We are five: always, five, the five of us, the group of us, the lot. “You guys,” “the girls,” “the sisters.” Once, when I was young, someone asked me how many sisters I had and I answered, quickly, without giving it a thought, “five,” as if I couldn’t extricate myself from the larger being, the group, that we made up. I was one of them and they were one of me.
We are a tribe: each loud, brassy, strong, in her own way, each of us born about two years apart so that my parents, presumably, could catch their breath. I was first: curious, playful, shy, quickly carving out my old space in the world, trying, though I didn’t know, to fill the void of a miscarriage two years prior. My next sister didn’t wait much longer—she, born eleven months after my first birthday, arrived with a vengenance. With something to prove. When it was just the two of us, me walking around in a t-shirt, a leaky diaper, and a Band-Aid I affixed to my head because I liked the look, she was still immobile, reduced to sitting in a carriage or crib. I’d reach in and try to play with her. I was three, so I probably tried to eat her: nibbled on her toes, smooched her face, slobbered on her ears. She hated it, my mother would tell us later, and she didn’t stand for it. She’d attack, in the vicious way that babies do, grasping at my eyes and ears to try to get rid of me.
The next two came all at once: twins, which was weird for me, because one day I had one little sister and the next day I had three. They are identical but roundly different, and after a while, even you couldn’t fall for their identical twin switcheraoo. They both called each other “sissy” and carried mismatched stuffed animals around everywhere they went—a matted tiger and a purple bear, called “Tiger” and “Purple.”

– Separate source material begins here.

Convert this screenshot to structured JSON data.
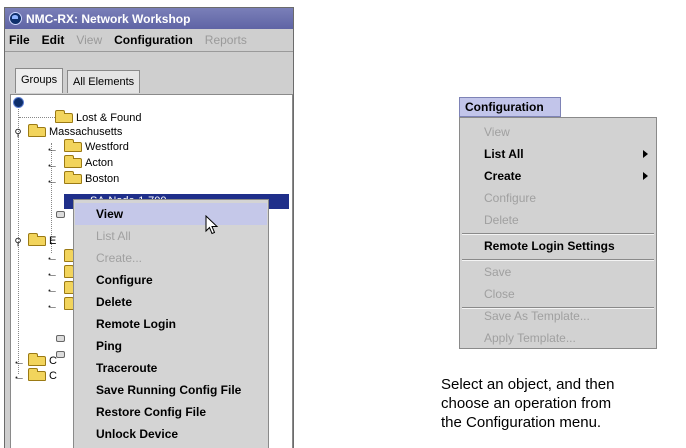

Two years later, our youngest sister arrived. We’d all been spoon-fed femininity by then; We had scores of photos of us in matching dresses and hats, each of us looking like discarded swatches in a fabric store, and we were all enrolled in ballet and tap dancing classes at a local studio. Barbies and doll babies littered our rooms, but finally: here was a baby come to life.
We attacked her, relentlessly. We tried to feed her and wash her and poke her and play with her and dress her up and fuck with her and boss her around and protect her. She, now, is the strongest of us all; some of her first words were “Get away from me!” and “Leave me alone!” I am pretty sure she can beat me up.